*About this task:* Pick out each line of the records that includes the string "title", and copy it.

*Data provided:*

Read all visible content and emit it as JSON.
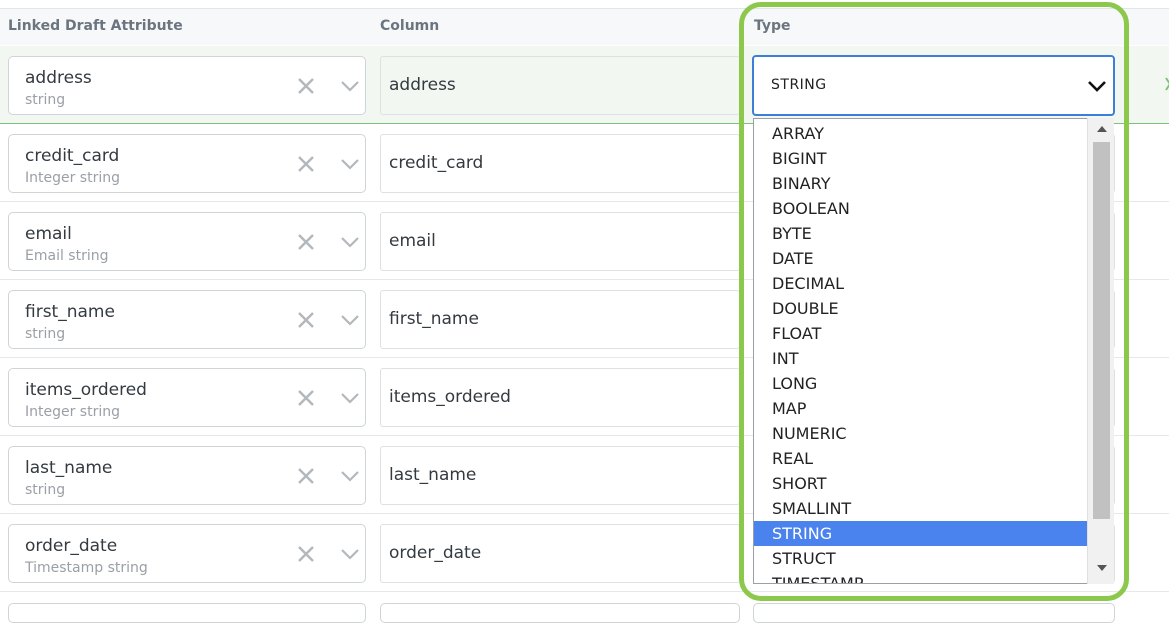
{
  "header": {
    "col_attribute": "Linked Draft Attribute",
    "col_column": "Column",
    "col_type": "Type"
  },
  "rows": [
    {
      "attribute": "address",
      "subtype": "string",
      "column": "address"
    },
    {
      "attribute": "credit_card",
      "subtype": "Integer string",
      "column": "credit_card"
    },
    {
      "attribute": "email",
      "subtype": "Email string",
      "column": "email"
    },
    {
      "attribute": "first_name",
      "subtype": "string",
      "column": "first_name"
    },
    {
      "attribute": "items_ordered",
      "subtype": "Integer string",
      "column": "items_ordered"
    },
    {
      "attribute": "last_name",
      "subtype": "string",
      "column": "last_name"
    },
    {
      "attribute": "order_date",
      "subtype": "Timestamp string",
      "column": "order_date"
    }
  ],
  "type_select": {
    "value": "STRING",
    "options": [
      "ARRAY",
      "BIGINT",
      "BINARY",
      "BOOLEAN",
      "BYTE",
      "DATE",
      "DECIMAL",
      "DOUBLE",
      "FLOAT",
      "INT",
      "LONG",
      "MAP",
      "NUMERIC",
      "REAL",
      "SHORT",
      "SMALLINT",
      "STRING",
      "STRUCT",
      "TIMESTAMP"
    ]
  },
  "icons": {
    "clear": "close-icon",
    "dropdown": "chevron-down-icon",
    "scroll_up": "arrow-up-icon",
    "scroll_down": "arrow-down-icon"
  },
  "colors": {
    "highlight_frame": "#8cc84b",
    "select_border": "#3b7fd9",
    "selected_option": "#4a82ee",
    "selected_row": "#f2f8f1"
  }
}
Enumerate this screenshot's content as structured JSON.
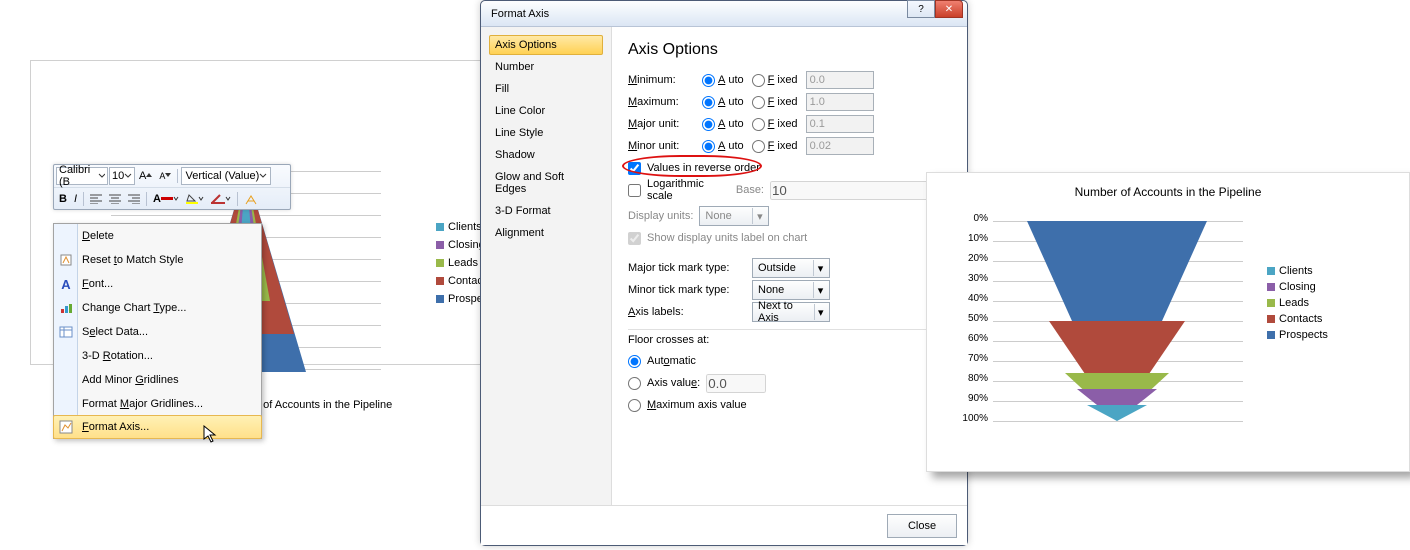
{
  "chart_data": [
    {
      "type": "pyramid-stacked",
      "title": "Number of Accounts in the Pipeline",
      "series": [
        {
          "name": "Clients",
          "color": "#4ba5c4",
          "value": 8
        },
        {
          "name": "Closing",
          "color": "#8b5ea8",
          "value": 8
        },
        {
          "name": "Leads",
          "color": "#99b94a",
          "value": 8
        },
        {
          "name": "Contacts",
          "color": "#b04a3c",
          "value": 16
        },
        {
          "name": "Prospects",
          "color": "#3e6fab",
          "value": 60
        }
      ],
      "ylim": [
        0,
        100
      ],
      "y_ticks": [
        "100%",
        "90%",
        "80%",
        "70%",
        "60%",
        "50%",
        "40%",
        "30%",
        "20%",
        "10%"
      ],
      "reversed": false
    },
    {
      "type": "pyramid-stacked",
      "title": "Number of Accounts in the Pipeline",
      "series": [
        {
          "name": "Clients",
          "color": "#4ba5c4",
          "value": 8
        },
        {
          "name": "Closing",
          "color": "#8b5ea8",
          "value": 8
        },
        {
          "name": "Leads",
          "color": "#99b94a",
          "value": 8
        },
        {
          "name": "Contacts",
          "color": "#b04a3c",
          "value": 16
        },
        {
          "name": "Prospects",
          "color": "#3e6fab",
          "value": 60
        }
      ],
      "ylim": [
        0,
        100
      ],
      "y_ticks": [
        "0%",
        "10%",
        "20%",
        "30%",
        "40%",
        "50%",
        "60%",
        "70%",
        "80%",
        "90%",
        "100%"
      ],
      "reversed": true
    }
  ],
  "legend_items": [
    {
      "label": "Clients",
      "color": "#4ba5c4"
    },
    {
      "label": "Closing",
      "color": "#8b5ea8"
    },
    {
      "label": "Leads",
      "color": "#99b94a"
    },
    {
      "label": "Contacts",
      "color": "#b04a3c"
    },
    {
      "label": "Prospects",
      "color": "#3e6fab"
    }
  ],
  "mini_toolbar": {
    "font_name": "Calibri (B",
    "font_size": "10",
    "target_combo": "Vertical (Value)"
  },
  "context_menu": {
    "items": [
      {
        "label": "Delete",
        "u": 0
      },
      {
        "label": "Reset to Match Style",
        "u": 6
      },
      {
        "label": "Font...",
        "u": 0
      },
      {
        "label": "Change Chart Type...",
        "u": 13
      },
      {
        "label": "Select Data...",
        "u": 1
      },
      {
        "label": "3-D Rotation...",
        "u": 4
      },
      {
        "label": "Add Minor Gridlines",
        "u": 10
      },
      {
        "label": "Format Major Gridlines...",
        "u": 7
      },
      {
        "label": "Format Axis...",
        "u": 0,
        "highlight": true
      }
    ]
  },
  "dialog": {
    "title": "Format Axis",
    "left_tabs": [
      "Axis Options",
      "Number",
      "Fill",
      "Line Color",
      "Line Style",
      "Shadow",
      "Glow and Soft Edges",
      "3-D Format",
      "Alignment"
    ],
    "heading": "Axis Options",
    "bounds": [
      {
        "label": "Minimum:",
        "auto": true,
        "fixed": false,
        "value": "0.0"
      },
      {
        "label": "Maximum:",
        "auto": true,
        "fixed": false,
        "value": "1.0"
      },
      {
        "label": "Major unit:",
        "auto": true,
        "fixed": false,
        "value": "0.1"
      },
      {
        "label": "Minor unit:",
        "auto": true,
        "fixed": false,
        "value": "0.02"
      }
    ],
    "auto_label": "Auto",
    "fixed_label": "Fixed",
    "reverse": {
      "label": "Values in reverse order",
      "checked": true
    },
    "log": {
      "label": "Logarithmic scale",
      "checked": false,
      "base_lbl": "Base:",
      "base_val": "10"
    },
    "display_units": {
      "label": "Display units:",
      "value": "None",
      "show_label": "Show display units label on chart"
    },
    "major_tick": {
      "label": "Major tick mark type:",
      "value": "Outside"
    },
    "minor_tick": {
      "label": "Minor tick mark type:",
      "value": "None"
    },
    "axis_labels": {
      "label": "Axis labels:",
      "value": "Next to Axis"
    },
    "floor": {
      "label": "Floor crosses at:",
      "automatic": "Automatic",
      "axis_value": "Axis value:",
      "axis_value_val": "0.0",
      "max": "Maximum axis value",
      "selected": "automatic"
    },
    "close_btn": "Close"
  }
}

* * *

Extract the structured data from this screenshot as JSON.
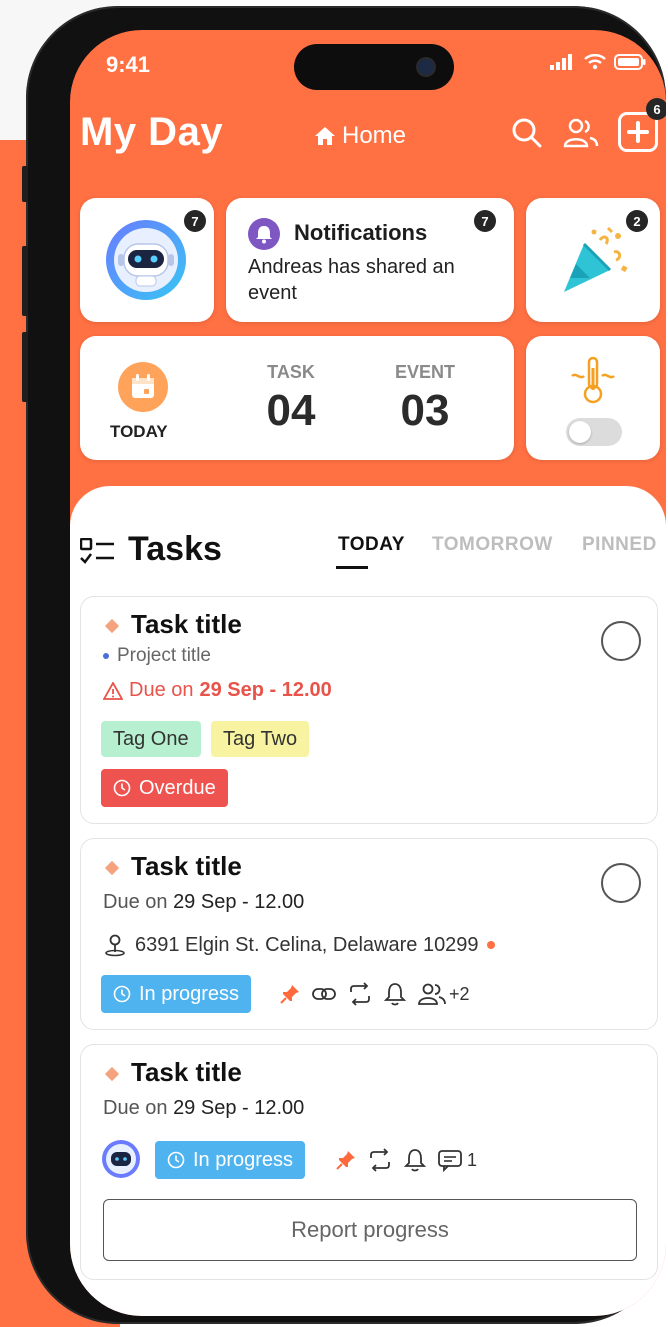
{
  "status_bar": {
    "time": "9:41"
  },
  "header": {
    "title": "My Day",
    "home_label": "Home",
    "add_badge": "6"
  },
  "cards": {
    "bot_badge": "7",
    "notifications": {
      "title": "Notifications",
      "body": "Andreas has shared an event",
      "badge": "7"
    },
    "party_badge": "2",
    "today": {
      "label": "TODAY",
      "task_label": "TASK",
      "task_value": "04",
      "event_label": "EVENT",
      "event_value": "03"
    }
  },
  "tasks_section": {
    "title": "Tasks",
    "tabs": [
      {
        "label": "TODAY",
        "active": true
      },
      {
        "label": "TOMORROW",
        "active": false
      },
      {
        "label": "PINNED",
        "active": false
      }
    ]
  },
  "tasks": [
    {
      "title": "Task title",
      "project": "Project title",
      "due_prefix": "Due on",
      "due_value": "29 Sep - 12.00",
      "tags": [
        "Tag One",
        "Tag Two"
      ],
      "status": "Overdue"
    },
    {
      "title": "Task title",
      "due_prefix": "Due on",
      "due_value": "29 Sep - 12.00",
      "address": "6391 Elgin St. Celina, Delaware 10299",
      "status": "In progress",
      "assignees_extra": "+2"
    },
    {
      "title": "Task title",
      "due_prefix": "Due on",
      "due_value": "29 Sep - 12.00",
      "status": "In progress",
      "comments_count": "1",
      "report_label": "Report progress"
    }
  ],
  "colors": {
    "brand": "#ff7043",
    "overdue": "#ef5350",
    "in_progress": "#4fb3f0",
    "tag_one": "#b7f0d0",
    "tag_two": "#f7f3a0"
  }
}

*Solution to the exercise:*
      "title": "Number of Accounts in the Pipeline",
      "title": "Number of Accounts in the Pipeline",
    "title": "Format Axis",
    "title": "My Day",
      "title": "Notifications",
    "title": "Tasks",
      "title": "Task title",
      "project": "Project title",
      "title": "Task title",
      "title": "Task title",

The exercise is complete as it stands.